**DATA TO USE:**
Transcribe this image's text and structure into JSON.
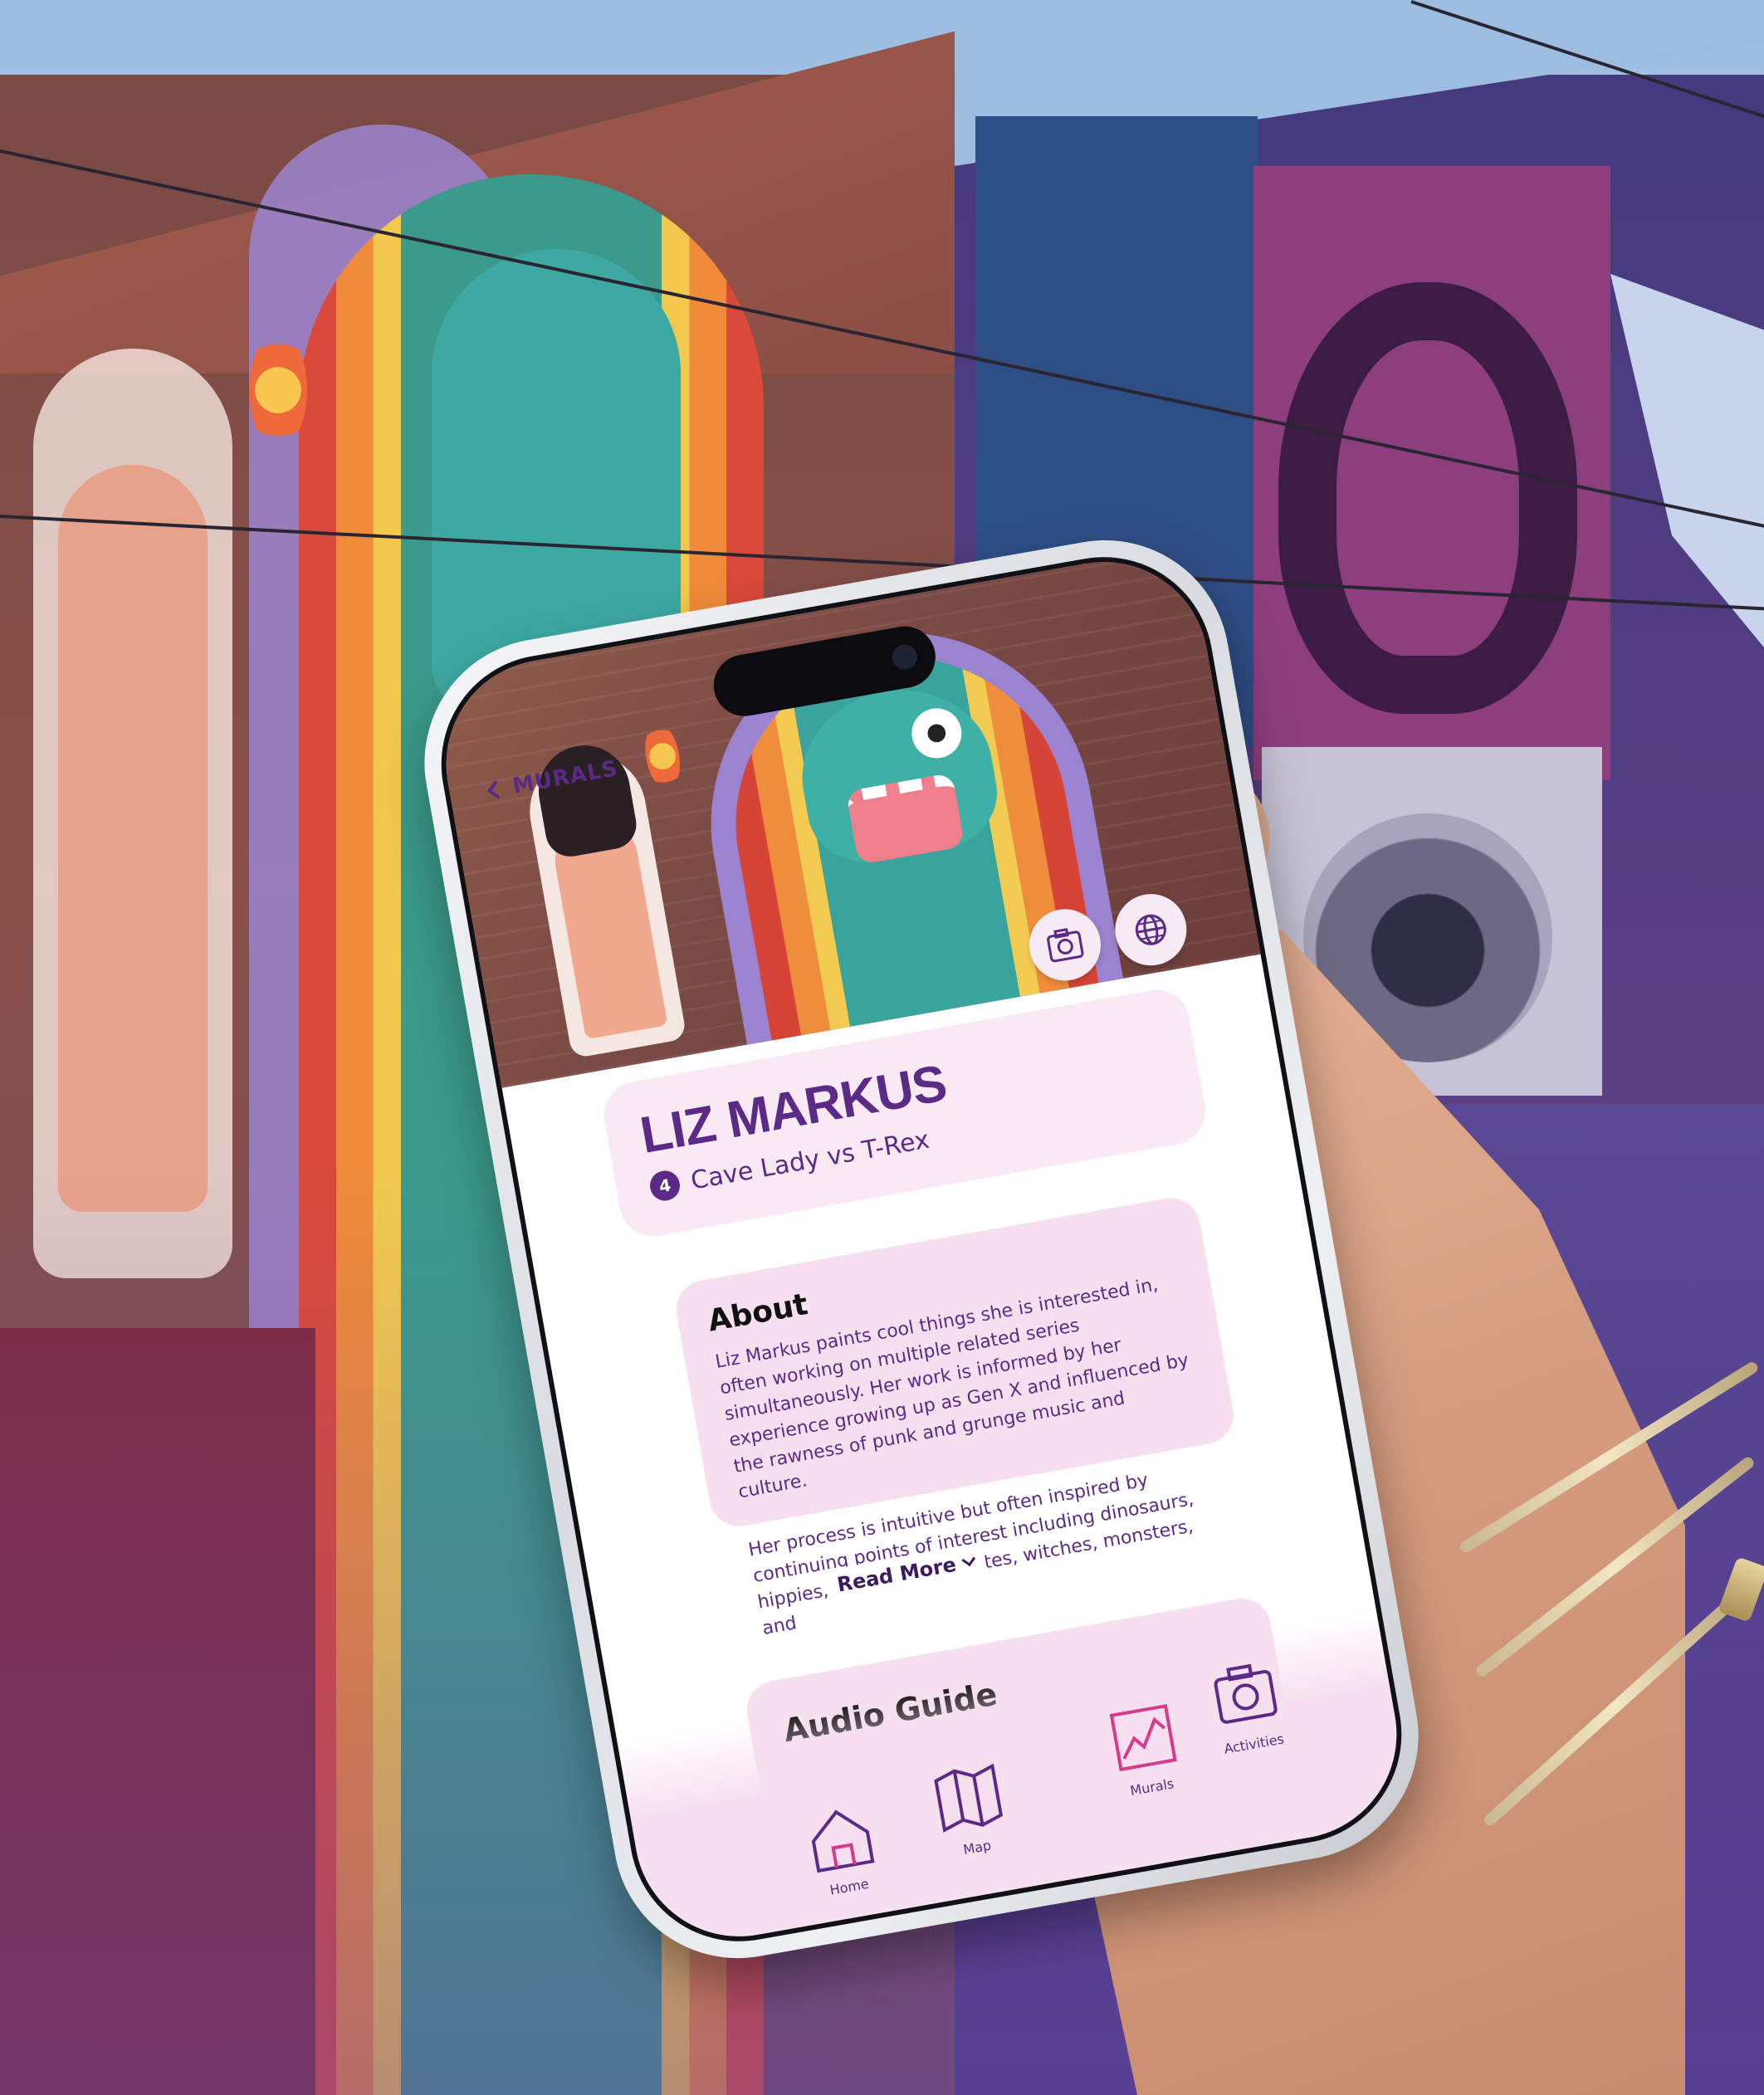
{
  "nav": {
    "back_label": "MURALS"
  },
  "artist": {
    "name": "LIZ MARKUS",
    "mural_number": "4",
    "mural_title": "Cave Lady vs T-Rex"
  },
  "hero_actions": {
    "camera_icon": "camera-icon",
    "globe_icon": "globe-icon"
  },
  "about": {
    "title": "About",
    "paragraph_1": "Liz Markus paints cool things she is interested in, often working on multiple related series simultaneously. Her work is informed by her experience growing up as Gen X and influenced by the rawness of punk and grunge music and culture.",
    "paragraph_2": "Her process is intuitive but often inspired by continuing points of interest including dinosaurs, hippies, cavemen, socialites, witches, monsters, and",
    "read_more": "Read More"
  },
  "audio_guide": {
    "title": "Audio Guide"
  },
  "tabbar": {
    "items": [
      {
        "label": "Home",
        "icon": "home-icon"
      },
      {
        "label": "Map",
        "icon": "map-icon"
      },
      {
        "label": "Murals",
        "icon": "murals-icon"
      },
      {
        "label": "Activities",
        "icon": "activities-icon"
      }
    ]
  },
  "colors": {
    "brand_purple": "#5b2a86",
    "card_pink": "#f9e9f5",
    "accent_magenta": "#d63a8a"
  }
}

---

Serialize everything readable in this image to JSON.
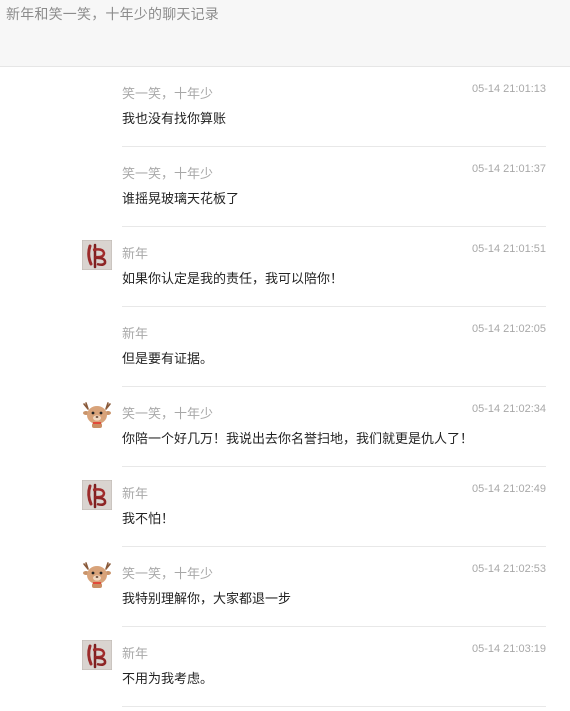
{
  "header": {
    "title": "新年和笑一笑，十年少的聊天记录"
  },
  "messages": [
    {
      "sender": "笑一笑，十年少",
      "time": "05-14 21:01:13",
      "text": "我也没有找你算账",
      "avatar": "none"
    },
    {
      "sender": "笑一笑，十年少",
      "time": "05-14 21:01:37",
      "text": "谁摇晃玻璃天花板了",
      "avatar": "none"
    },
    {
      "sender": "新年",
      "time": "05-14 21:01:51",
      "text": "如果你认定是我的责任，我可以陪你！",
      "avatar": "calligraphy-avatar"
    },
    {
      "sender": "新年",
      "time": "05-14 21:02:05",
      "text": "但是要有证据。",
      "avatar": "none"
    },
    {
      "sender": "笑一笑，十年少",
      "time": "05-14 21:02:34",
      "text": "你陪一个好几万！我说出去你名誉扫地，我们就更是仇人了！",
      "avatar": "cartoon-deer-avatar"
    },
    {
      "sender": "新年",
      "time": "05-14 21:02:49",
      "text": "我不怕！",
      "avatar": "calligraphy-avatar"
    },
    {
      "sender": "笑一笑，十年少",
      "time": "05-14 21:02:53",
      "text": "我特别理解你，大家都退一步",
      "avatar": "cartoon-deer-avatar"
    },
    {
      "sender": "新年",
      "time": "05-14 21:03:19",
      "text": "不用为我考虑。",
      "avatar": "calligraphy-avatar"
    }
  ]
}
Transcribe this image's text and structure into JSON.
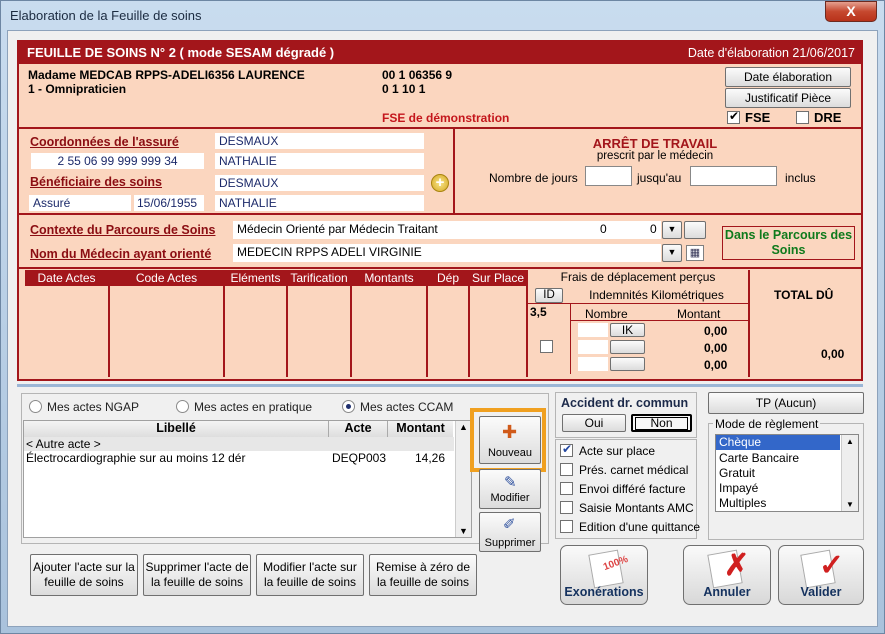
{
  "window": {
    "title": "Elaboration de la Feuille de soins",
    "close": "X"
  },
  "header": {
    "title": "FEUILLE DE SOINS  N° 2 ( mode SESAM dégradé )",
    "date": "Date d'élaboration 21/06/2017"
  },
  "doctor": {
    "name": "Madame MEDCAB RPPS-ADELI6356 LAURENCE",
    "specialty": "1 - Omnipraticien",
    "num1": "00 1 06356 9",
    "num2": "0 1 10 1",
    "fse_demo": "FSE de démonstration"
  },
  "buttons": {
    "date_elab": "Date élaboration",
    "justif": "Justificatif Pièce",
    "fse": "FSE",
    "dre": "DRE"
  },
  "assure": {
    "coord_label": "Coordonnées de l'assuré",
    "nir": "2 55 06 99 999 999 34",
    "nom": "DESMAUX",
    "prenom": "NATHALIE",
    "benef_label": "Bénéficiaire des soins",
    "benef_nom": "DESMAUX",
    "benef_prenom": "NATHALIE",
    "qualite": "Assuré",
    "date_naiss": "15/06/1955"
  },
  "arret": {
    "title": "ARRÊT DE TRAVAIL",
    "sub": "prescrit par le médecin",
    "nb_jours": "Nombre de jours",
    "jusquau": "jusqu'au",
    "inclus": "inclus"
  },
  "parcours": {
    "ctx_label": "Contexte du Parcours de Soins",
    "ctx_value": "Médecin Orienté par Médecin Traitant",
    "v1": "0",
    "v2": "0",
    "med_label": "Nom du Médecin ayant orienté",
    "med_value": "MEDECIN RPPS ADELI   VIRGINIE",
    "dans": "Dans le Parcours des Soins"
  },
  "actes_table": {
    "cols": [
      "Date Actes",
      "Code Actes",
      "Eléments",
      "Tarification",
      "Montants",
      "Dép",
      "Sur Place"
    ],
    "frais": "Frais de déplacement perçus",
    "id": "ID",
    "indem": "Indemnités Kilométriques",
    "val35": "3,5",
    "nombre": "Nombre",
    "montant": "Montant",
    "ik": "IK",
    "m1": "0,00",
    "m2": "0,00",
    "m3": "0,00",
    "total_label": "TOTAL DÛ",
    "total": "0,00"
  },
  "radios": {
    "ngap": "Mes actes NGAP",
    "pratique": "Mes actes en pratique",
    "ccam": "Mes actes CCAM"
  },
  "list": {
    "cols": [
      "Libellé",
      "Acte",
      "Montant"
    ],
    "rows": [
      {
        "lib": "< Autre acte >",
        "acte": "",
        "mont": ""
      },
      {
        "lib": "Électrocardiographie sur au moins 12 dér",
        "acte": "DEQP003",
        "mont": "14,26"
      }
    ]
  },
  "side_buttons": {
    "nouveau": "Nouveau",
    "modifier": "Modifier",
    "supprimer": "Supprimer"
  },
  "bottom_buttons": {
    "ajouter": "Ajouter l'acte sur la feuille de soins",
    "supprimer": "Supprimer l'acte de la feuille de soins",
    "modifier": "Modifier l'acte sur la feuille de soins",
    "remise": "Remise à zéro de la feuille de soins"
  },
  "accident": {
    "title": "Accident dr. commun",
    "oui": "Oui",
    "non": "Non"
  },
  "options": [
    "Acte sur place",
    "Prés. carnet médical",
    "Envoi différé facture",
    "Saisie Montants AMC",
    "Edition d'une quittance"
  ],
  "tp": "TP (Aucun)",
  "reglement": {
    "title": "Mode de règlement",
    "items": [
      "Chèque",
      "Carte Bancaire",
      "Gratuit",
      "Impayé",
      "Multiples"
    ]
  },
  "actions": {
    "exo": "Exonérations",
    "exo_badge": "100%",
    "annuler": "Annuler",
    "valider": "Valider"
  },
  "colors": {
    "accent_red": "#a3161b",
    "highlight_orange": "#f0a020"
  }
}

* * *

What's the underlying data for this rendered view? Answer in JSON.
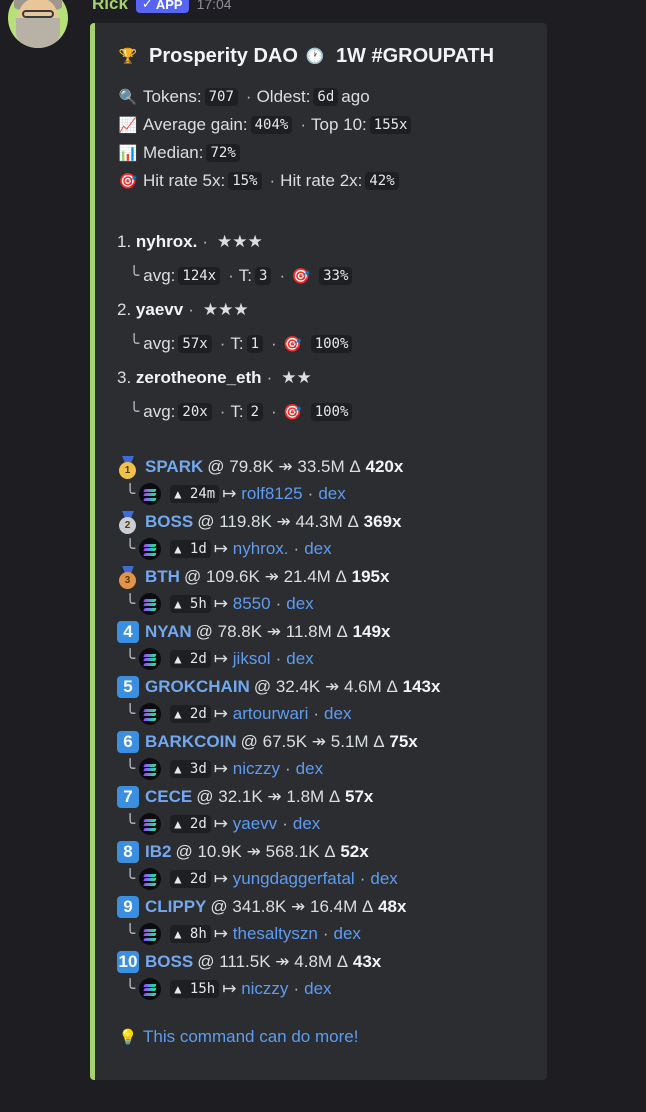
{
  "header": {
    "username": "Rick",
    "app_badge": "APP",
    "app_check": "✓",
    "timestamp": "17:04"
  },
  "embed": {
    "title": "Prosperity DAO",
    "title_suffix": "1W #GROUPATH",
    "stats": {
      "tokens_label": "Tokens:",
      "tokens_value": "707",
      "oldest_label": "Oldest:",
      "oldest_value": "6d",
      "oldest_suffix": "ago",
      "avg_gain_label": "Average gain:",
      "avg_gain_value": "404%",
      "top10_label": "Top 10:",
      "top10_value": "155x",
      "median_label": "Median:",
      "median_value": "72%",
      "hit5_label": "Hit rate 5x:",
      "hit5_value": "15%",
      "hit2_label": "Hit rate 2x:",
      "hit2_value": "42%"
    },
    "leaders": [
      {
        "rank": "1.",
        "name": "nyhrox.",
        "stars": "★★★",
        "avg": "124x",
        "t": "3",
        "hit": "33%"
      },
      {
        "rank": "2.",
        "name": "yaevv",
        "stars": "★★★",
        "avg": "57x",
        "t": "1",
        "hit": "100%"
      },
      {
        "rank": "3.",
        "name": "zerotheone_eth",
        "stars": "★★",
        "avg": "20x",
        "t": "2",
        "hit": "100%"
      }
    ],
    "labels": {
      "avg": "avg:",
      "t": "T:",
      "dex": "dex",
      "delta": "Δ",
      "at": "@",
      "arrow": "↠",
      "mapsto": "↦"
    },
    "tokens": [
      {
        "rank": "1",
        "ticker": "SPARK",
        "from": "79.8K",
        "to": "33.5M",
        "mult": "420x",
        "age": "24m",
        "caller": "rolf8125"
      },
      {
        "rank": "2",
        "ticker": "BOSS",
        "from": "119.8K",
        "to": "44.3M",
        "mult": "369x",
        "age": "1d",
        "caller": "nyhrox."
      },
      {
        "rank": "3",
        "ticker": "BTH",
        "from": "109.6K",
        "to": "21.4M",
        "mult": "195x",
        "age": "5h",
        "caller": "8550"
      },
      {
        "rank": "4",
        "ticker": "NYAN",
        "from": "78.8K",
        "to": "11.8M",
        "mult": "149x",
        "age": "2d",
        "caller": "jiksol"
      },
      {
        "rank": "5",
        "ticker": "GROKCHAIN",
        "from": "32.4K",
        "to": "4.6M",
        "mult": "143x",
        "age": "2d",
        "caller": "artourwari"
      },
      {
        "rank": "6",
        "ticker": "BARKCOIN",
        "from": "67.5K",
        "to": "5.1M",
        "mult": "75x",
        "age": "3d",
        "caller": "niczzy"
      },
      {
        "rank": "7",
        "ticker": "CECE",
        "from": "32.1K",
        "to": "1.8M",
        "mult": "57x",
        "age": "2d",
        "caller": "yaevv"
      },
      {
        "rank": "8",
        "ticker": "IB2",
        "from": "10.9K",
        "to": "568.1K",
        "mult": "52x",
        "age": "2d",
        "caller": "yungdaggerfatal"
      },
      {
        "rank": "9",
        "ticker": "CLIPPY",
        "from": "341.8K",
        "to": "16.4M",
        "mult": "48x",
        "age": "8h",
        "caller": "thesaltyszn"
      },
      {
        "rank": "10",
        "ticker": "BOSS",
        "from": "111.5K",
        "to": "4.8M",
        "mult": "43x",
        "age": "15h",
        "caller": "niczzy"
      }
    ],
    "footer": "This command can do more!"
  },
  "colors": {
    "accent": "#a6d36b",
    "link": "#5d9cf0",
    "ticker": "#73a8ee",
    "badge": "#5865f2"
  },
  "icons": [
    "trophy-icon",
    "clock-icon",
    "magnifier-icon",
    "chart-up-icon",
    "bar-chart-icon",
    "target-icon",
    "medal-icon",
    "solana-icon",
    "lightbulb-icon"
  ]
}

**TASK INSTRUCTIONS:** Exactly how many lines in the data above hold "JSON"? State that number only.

**TASK ANSWER:** 4